[[ Provided records open ]]
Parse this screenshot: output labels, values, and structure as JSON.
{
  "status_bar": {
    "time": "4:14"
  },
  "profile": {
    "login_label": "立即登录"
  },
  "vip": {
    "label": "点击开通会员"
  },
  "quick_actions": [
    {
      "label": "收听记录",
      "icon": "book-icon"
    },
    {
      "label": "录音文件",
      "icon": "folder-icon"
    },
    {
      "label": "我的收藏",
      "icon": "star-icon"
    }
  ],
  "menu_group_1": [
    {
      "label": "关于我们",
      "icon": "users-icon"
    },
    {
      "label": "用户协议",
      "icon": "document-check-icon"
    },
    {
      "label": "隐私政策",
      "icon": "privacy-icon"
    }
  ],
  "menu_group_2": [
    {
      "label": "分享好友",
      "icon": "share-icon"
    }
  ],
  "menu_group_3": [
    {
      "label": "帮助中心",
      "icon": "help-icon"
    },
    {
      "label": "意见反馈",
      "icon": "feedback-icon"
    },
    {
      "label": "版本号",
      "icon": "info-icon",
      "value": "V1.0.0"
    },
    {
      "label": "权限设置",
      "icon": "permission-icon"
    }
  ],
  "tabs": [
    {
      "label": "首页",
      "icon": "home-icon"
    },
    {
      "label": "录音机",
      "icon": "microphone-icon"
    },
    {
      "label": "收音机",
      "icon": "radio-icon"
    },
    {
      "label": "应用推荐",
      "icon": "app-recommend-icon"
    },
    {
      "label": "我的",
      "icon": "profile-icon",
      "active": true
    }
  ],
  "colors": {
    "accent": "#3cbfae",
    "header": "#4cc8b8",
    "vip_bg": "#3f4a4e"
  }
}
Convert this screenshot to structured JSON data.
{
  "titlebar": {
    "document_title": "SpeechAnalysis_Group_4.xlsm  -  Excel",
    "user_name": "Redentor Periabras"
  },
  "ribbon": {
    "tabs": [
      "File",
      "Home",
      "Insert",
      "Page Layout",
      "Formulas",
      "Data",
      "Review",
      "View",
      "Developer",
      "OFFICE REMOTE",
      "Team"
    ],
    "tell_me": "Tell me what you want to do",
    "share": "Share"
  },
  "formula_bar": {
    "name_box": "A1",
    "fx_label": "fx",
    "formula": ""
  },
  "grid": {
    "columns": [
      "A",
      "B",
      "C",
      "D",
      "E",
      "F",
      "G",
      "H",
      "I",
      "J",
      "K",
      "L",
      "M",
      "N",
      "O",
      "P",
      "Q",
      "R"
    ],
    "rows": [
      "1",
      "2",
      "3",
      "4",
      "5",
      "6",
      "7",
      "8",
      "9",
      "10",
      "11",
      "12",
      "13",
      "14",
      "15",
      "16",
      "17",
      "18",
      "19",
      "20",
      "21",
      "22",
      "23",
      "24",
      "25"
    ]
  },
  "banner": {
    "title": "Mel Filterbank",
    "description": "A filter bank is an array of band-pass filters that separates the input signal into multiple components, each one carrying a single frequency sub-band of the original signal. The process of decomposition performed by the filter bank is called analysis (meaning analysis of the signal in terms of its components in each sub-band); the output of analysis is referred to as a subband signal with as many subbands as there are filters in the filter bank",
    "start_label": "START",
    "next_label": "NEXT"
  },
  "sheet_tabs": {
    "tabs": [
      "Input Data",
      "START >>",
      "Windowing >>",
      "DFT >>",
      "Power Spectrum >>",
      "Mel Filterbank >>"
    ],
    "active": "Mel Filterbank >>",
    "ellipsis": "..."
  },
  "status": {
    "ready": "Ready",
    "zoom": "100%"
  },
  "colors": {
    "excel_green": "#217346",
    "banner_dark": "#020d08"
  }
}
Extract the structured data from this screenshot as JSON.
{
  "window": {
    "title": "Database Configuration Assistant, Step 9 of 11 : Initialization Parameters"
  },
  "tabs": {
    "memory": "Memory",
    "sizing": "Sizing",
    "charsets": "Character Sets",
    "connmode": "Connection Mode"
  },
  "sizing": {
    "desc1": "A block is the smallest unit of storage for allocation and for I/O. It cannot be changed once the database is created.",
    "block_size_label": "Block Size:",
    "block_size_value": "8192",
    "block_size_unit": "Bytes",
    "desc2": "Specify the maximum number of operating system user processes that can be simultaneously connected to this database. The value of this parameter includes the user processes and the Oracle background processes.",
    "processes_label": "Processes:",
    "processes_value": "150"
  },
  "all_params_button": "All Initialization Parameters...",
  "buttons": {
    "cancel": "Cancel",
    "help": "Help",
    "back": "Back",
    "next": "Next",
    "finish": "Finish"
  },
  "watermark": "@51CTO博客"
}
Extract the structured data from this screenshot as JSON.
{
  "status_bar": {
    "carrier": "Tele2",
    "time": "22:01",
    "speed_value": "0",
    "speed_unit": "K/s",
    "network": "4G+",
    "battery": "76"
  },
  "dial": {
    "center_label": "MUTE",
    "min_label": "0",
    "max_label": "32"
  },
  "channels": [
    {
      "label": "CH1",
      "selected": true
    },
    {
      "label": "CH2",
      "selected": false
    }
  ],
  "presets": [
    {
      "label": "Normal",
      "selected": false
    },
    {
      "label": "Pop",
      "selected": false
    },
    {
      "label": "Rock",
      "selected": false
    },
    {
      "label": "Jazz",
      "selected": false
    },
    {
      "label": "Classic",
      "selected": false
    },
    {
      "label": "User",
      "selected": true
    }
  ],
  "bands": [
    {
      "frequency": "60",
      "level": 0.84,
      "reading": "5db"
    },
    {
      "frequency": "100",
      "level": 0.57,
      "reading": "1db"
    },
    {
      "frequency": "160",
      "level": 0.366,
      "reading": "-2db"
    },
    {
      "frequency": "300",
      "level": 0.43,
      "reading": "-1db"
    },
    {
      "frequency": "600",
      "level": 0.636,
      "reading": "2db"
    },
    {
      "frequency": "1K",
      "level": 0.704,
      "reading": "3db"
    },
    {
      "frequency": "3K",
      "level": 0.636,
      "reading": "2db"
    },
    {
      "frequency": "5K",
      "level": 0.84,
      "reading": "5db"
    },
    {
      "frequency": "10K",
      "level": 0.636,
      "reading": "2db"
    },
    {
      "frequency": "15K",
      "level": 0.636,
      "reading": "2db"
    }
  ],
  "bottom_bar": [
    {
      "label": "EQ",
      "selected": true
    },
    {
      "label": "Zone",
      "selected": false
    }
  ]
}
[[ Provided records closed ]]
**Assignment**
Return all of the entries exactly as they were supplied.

**Reply**
Parse this screenshot: output labels, values, and structure as JSON.
{
  "status_bar": {
    "time": "4:14"
  },
  "profile": {
    "login_label": "立即登录"
  },
  "vip": {
    "label": "点击开通会员"
  },
  "quick_actions": [
    {
      "label": "收听记录",
      "icon": "book-icon"
    },
    {
      "label": "录音文件",
      "icon": "folder-icon"
    },
    {
      "label": "我的收藏",
      "icon": "star-icon"
    }
  ],
  "menu_group_1": [
    {
      "label": "关于我们",
      "icon": "users-icon"
    },
    {
      "label": "用户协议",
      "icon": "document-check-icon"
    },
    {
      "label": "隐私政策",
      "icon": "privacy-icon"
    }
  ],
  "menu_group_2": [
    {
      "label": "分享好友",
      "icon": "share-icon"
    }
  ],
  "menu_group_3": [
    {
      "label": "帮助中心",
      "icon": "help-icon"
    },
    {
      "label": "意见反馈",
      "icon": "feedback-icon"
    },
    {
      "label": "版本号",
      "icon": "info-icon",
      "value": "V1.0.0"
    },
    {
      "label": "权限设置",
      "icon": "permission-icon"
    }
  ],
  "tabs": [
    {
      "label": "首页",
      "icon": "home-icon"
    },
    {
      "label": "录音机",
      "icon": "microphone-icon"
    },
    {
      "label": "收音机",
      "icon": "radio-icon"
    },
    {
      "label": "应用推荐",
      "icon": "app-recommend-icon"
    },
    {
      "label": "我的",
      "icon": "profile-icon",
      "active": true
    }
  ],
  "colors": {
    "accent": "#3cbfae",
    "header": "#4cc8b8",
    "vip_bg": "#3f4a4e"
  }
}
Convert this screenshot to structured JSON data.
{
  "titlebar": {
    "document_title": "SpeechAnalysis_Group_4.xlsm  -  Excel",
    "user_name": "Redentor Periabras"
  },
  "ribbon": {
    "tabs": [
      "File",
      "Home",
      "Insert",
      "Page Layout",
      "Formulas",
      "Data",
      "Review",
      "View",
      "Developer",
      "OFFICE REMOTE",
      "Team"
    ],
    "tell_me": "Tell me what you want to do",
    "share": "Share"
  },
  "formula_bar": {
    "name_box": "A1",
    "fx_label": "fx",
    "formula": ""
  },
  "grid": {
    "columns": [
      "A",
      "B",
      "C",
      "D",
      "E",
      "F",
      "G",
      "H",
      "I",
      "J",
      "K",
      "L",
      "M",
      "N",
      "O",
      "P",
      "Q",
      "R"
    ],
    "rows": [
      "1",
      "2",
      "3",
      "4",
      "5",
      "6",
      "7",
      "8",
      "9",
      "10",
      "11",
      "12",
      "13",
      "14",
      "15",
      "16",
      "17",
      "18",
      "19",
      "20",
      "21",
      "22",
      "23",
      "24",
      "25"
    ]
  },
  "banner": {
    "title": "Mel Filterbank",
    "description": "A filter bank is an array of band-pass filters that separates the input signal into multiple components, each one carrying a single frequency sub-band of the original signal. The process of decomposition performed by the filter bank is called analysis (meaning analysis of the signal in terms of its components in each sub-band); the output of analysis is referred to as a subband signal with as many subbands as there are filters in the filter bank",
    "start_label": "START",
    "next_label": "NEXT"
  },
  "sheet_tabs": {
    "tabs": [
      "Input Data",
      "START >>",
      "Windowing >>",
      "DFT >>",
      "Power Spectrum >>",
      "Mel Filterbank >>"
    ],
    "active": "Mel Filterbank >>",
    "ellipsis": "..."
  },
  "status": {
    "ready": "Ready",
    "zoom": "100%"
  },
  "colors": {
    "excel_green": "#217346",
    "banner_dark": "#020d08"
  }
}
Extract the structured data from this screenshot as JSON.
{
  "window": {
    "title": "Database Configuration Assistant, Step 9 of 11 : Initialization Parameters"
  },
  "tabs": {
    "memory": "Memory",
    "sizing": "Sizing",
    "charsets": "Character Sets",
    "connmode": "Connection Mode"
  },
  "sizing": {
    "desc1": "A block is the smallest unit of storage for allocation and for I/O. It cannot be changed once the database is created.",
    "block_size_label": "Block Size:",
    "block_size_value": "8192",
    "block_size_unit": "Bytes",
    "desc2": "Specify the maximum number of operating system user processes that can be simultaneously connected to this database. The value of this parameter includes the user processes and the Oracle background processes.",
    "processes_label": "Processes:",
    "processes_value": "150"
  },
  "all_params_button": "All Initialization Parameters...",
  "buttons": {
    "cancel": "Cancel",
    "help": "Help",
    "back": "Back",
    "next": "Next",
    "finish": "Finish"
  },
  "watermark": "@51CTO博客"
}
Extract the structured data from this screenshot as JSON.
{
  "status_bar": {
    "carrier": "Tele2",
    "time": "22:01",
    "speed_value": "0",
    "speed_unit": "K/s",
    "network": "4G+",
    "battery": "76"
  },
  "dial": {
    "center_label": "MUTE",
    "min_label": "0",
    "max_label": "32"
  },
  "channels": [
    {
      "label": "CH1",
      "selected": true
    },
    {
      "label": "CH2",
      "selected": false
    }
  ],
  "presets": [
    {
      "label": "Normal",
      "selected": false
    },
    {
      "label": "Pop",
      "selected": false
    },
    {
      "label": "Rock",
      "selected": false
    },
    {
      "label": "Jazz",
      "selected": false
    },
    {
      "label": "Classic",
      "selected": false
    },
    {
      "label": "User",
      "selected": true
    }
  ],
  "bands": [
    {
      "frequency": "60",
      "level": 0.84,
      "reading": "5db"
    },
    {
      "frequency": "100",
      "level": 0.57,
      "reading": "1db"
    },
    {
      "frequency": "160",
      "level": 0.366,
      "reading": "-2db"
    },
    {
      "frequency": "300",
      "level": 0.43,
      "reading": "-1db"
    },
    {
      "frequency": "600",
      "level": 0.636,
      "reading": "2db"
    },
    {
      "frequency": "1K",
      "level": 0.704,
      "reading": "3db"
    },
    {
      "frequency": "3K",
      "level": 0.636,
      "reading": "2db"
    },
    {
      "frequency": "5K",
      "level": 0.84,
      "reading": "5db"
    },
    {
      "frequency": "10K",
      "level": 0.636,
      "reading": "2db"
    },
    {
      "frequency": "15K",
      "level": 0.636,
      "reading": "2db"
    }
  ],
  "bottom_bar": [
    {
      "label": "EQ",
      "selected": true
    },
    {
      "label": "Zone",
      "selected": false
    }
  ]
}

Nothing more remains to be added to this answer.